__What the exercise asks__
Go through the listing below. Copy each line that has the string "Total".

__Extracted material__
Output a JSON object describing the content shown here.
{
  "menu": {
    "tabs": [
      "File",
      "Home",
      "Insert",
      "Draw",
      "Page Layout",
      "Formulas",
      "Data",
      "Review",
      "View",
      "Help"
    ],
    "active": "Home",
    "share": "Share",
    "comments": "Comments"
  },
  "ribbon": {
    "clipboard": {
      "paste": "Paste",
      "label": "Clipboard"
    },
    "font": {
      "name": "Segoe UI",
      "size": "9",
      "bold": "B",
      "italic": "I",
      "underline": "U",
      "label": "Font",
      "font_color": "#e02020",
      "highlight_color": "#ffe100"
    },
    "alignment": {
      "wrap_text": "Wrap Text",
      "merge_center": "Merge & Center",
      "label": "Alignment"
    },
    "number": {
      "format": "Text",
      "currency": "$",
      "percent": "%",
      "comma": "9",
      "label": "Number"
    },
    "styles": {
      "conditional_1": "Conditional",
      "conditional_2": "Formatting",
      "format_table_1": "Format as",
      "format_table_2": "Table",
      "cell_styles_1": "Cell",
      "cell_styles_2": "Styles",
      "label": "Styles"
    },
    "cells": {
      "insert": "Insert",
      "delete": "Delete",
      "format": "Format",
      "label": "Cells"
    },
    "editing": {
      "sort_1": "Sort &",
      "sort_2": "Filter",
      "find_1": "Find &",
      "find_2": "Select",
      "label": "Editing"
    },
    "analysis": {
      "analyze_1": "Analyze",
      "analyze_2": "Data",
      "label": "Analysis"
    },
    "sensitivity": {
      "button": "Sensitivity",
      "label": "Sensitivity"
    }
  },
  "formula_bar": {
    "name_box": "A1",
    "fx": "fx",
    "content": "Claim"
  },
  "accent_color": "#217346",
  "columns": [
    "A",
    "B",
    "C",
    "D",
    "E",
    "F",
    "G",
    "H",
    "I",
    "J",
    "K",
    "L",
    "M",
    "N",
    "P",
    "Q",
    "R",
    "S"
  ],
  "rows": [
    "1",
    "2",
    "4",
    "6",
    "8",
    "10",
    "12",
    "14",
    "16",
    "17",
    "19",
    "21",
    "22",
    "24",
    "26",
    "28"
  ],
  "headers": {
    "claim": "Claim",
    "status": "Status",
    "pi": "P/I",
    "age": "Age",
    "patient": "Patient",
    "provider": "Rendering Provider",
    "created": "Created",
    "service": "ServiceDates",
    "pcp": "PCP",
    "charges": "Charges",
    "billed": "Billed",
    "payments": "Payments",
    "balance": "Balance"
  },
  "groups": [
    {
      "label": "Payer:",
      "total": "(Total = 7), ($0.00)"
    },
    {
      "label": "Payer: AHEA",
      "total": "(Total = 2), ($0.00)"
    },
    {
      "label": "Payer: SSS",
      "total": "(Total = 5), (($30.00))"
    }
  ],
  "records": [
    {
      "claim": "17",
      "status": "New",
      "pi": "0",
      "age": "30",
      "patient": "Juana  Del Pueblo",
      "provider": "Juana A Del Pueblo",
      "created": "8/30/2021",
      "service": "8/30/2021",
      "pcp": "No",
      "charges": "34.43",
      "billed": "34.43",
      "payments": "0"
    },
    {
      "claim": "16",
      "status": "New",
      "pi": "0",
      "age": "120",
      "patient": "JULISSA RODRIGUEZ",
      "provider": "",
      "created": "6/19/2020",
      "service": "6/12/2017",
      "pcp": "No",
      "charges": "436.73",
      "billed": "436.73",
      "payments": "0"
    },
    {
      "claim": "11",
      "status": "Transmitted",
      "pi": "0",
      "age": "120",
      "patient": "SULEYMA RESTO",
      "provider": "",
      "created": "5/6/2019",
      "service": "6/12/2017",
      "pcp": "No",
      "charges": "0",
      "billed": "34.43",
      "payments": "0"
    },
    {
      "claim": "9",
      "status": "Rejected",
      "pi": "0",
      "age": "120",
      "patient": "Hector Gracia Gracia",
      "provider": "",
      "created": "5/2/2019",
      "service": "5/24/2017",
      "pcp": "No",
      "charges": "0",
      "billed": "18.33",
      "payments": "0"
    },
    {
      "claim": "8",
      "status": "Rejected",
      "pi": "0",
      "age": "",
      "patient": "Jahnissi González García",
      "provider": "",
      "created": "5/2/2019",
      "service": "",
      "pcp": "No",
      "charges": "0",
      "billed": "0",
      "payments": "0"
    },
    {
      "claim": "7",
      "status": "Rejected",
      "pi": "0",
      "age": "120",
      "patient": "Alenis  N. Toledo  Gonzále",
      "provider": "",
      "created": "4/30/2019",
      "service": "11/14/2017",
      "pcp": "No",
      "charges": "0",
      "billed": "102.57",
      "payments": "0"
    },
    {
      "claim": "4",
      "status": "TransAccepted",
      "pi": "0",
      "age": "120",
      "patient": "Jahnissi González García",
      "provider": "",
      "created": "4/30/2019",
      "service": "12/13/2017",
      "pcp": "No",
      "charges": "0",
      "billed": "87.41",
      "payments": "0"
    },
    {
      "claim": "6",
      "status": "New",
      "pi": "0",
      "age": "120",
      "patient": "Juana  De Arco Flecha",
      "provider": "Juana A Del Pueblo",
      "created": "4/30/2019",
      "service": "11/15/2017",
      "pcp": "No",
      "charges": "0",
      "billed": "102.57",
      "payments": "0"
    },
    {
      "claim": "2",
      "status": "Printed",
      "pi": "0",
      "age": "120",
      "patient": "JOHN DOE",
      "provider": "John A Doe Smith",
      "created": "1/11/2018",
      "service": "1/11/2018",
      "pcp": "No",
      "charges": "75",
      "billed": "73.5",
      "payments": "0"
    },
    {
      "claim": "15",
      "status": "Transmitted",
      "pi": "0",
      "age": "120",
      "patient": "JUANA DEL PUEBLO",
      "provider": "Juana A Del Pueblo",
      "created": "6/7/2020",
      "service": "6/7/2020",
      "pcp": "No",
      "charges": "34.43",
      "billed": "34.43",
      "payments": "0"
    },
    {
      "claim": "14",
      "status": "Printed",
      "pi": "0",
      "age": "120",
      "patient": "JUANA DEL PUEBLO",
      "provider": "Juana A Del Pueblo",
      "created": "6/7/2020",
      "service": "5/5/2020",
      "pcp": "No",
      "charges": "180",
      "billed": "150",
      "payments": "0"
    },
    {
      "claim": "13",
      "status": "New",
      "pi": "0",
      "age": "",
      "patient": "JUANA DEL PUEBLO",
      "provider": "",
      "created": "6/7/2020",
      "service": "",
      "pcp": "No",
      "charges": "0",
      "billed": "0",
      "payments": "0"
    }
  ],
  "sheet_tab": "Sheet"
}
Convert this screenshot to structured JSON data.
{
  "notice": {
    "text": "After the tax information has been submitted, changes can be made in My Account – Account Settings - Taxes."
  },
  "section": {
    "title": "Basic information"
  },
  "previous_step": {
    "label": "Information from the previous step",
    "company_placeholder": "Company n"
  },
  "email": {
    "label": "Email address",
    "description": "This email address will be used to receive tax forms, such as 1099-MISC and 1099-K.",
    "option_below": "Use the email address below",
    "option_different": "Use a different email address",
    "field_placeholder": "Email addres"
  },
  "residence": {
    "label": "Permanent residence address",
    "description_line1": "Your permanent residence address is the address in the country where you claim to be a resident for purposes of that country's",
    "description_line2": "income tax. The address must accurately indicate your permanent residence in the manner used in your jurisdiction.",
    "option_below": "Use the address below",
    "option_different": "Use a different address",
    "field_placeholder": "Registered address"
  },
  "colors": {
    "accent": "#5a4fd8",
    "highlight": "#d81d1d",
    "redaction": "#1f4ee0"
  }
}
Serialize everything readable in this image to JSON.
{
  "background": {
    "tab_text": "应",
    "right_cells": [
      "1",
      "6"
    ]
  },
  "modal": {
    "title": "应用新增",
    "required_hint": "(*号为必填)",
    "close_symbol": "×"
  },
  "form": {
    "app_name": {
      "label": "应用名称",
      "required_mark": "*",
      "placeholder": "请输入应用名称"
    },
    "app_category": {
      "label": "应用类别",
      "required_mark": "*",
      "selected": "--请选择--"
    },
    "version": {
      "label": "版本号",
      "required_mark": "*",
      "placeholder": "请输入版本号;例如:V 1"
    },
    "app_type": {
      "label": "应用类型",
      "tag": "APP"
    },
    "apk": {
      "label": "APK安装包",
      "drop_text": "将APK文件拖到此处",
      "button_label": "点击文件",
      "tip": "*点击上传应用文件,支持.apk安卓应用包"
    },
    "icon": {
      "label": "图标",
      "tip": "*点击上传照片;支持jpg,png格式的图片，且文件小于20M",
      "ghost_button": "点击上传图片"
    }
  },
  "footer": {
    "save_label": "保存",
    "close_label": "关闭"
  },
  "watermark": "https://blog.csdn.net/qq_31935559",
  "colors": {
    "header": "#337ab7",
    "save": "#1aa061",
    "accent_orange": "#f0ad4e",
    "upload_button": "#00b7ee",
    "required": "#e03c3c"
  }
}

__Finished task__
      "total": "(Total = 7), ($0.00)"
      "total": "(Total = 2), ($0.00)"
      "total": "(Total = 5), (($30.00))"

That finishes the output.